*** INPUT DATA ***
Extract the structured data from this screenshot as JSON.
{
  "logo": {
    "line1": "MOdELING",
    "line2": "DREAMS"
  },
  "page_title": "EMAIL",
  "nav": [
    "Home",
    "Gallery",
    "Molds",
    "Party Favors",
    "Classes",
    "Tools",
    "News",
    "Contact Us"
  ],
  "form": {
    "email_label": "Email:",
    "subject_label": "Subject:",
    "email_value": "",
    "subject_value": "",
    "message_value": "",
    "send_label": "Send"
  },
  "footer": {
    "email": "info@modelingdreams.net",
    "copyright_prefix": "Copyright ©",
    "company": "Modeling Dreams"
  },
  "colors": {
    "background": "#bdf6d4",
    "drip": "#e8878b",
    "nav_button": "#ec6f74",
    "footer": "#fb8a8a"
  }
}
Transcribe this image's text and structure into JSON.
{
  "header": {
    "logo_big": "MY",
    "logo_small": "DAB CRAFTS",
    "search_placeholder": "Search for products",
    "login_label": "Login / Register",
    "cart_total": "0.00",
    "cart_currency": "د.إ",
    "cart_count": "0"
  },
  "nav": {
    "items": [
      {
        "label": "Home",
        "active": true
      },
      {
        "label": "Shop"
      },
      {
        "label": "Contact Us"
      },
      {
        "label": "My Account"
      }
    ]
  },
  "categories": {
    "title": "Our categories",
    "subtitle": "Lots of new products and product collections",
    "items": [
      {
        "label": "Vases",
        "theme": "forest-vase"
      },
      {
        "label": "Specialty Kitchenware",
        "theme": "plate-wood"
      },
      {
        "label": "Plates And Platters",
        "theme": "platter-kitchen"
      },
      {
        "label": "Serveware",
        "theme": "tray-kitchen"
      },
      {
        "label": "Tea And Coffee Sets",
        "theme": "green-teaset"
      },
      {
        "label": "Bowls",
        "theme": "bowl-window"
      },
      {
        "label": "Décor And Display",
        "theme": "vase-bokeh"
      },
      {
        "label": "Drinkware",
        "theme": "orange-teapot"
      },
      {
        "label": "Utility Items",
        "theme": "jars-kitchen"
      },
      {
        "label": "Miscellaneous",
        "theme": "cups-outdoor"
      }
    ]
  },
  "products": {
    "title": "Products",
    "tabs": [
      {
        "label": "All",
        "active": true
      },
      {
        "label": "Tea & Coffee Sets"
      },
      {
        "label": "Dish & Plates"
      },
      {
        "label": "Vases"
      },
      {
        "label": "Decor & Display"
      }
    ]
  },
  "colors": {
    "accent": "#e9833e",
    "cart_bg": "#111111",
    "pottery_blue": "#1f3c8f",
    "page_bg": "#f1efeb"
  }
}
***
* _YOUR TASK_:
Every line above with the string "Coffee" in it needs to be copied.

* _EXERCISE RESPONSE_:
        "label": "Tea And Coffee Sets",
        "label": "Tea & Coffee Sets"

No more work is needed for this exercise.